▸ WORK TASK
Every line below that holds the string "this" should be copied.

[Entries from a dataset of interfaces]
'''

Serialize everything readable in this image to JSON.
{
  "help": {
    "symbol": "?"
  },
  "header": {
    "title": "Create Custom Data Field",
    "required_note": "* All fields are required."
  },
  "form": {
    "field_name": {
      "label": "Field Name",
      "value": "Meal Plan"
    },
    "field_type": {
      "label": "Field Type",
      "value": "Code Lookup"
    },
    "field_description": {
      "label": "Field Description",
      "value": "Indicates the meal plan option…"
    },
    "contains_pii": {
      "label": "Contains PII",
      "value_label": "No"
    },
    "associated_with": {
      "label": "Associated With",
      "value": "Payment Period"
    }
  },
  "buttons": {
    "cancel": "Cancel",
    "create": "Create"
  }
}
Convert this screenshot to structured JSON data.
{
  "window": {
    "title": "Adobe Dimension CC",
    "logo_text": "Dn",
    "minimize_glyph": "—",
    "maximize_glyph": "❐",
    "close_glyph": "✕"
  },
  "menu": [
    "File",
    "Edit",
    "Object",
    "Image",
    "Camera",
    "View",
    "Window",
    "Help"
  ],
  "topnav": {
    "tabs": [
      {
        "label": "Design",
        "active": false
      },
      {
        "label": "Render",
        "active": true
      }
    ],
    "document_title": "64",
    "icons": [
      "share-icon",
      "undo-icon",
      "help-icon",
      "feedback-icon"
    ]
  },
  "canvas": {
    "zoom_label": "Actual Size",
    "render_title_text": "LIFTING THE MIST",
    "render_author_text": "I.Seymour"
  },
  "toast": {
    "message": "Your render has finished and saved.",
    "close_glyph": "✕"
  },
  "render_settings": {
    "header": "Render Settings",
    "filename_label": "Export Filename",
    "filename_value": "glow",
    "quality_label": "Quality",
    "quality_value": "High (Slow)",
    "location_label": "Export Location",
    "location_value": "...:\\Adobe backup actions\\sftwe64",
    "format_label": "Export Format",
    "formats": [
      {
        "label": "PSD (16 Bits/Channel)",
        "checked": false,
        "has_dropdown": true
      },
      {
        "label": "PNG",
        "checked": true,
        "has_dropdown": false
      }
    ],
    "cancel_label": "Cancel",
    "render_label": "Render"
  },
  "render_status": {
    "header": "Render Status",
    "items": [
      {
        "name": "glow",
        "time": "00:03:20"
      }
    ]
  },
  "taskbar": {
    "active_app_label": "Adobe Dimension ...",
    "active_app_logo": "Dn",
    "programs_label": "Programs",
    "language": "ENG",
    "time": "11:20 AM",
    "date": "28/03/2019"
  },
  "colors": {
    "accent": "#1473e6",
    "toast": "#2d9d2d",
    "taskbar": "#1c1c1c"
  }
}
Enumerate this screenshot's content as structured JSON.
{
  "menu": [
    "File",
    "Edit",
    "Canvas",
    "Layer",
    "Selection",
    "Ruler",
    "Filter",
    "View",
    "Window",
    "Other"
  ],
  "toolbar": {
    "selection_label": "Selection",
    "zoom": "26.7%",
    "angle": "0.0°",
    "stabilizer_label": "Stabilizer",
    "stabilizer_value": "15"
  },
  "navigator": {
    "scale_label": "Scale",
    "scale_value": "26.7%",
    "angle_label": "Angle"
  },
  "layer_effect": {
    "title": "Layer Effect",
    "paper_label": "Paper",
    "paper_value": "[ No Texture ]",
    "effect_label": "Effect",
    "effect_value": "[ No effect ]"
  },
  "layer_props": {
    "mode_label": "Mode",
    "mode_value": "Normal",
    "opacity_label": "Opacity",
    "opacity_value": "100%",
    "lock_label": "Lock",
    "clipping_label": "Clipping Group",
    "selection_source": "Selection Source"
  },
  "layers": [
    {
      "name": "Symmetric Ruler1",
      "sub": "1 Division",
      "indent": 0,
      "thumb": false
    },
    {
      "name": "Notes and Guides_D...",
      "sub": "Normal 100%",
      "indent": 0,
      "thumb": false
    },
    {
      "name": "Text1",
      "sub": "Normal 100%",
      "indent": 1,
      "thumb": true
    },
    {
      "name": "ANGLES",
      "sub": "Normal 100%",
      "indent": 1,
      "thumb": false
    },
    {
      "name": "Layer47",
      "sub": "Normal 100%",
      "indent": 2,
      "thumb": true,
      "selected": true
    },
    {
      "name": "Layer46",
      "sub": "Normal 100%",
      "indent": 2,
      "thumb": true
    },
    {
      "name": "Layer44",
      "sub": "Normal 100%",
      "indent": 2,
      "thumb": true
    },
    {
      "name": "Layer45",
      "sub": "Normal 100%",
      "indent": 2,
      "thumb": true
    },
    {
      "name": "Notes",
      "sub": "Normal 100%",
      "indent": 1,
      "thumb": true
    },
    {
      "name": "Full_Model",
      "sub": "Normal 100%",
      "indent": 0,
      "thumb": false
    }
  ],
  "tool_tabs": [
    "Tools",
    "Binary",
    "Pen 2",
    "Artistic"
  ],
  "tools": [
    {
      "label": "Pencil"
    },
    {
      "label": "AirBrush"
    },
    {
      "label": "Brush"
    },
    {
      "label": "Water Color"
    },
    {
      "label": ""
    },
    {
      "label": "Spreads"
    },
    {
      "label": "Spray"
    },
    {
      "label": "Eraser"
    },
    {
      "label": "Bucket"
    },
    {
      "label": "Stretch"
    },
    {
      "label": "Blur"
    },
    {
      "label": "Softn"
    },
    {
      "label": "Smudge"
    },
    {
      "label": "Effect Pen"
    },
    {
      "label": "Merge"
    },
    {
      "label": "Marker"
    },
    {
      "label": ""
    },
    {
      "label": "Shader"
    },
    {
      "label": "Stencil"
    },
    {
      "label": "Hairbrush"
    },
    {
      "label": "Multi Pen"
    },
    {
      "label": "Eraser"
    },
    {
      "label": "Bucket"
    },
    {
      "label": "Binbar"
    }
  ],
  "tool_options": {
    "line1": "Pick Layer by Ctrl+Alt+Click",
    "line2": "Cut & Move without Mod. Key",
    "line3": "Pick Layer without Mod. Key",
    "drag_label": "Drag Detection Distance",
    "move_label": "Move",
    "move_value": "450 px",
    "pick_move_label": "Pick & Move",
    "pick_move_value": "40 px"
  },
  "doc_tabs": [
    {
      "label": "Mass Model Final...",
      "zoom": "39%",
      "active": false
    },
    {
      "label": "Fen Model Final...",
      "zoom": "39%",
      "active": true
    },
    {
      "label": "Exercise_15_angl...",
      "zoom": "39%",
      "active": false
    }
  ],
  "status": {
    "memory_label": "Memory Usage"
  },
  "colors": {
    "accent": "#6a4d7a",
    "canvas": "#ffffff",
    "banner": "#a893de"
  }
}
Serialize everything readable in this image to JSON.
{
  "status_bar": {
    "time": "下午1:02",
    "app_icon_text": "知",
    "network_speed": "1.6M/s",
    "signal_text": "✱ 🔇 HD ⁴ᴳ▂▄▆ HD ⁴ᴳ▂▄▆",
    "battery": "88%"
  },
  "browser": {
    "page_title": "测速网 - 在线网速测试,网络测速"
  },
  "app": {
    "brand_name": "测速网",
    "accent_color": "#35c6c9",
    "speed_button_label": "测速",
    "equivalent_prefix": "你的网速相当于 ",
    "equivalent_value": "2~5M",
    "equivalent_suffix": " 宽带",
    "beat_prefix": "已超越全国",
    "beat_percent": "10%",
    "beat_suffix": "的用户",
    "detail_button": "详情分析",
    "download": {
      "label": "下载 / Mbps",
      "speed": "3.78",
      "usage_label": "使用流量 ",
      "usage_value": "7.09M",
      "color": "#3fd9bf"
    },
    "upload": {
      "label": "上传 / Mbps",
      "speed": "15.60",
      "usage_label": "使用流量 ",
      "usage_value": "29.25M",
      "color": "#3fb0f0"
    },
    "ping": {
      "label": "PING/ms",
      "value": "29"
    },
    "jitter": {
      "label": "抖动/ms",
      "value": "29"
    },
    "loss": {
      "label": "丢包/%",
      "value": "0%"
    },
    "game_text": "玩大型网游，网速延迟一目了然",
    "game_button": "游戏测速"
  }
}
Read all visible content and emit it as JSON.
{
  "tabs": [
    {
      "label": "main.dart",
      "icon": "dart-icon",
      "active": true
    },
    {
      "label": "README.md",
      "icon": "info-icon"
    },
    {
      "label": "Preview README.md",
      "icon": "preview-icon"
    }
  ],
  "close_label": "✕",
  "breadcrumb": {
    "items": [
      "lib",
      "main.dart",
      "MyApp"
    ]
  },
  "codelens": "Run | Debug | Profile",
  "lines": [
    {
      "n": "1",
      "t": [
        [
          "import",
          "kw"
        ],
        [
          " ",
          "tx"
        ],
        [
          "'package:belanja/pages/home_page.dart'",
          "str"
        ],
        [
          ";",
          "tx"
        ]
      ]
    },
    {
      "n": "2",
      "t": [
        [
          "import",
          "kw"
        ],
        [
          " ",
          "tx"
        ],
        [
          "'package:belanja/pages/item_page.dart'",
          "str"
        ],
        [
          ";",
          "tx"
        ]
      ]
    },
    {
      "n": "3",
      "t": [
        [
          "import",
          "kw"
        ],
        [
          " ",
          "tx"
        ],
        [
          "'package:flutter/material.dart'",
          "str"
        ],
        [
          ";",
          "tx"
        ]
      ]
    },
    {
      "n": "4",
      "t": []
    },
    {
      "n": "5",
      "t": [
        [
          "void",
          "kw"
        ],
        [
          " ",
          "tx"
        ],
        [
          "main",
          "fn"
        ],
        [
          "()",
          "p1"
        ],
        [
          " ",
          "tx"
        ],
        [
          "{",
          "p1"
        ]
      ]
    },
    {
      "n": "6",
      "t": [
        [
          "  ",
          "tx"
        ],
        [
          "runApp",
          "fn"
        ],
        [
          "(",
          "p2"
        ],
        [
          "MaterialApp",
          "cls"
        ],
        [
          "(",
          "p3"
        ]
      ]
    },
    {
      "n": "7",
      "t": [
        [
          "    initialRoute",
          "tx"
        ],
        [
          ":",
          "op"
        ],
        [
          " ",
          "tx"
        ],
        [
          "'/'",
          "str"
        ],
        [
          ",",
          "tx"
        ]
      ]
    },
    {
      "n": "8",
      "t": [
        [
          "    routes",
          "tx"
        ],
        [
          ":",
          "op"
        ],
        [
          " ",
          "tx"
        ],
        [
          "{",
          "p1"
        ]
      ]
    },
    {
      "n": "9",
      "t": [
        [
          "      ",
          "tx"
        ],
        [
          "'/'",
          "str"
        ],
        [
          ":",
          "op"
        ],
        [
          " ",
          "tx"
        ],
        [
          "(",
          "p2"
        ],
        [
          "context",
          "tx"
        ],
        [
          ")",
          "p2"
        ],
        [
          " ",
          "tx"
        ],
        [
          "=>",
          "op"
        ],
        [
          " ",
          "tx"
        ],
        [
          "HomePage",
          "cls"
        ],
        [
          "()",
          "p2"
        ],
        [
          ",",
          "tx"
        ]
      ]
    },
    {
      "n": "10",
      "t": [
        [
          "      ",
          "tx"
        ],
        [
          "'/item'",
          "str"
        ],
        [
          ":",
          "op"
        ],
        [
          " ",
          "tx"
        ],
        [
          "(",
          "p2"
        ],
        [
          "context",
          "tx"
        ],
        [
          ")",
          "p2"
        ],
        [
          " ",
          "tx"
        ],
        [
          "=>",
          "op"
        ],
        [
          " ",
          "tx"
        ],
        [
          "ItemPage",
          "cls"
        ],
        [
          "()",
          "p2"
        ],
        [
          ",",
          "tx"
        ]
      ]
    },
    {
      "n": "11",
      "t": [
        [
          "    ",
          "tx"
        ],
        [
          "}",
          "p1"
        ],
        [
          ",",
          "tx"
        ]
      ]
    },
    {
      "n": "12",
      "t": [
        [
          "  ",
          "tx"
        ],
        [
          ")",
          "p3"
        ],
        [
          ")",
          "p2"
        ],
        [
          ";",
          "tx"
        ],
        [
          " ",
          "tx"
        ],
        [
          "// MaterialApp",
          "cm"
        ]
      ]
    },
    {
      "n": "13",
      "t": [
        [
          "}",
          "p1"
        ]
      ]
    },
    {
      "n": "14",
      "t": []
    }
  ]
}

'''

▸ ANSWER BOX
Serialize everything readable in this image to JSON.
Convert this screenshot to structured JSON data.
Enumerate this screenshot's content as structured JSON.
Serialize everything readable in this image to JSON.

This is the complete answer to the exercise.